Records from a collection
+ + + + +

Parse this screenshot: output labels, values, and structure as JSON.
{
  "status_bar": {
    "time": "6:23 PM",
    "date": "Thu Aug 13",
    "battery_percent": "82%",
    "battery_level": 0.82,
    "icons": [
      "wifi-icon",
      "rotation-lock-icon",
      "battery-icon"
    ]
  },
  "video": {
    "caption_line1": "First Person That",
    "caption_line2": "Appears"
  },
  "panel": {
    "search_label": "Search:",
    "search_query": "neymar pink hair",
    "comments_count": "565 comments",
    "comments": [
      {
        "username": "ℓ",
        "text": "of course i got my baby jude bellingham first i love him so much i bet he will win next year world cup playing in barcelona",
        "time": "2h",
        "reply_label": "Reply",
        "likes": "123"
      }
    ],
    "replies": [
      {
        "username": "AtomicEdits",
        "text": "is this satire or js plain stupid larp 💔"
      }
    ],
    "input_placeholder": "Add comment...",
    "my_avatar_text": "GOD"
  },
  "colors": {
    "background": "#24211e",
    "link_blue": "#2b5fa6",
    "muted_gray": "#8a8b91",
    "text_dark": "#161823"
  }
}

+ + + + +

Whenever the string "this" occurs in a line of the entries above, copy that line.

- **Exercise result**:
Parse this screenshot: output labels, values, and structure as JSON.
        "text": "is this satire or js plain stupid larp 💔"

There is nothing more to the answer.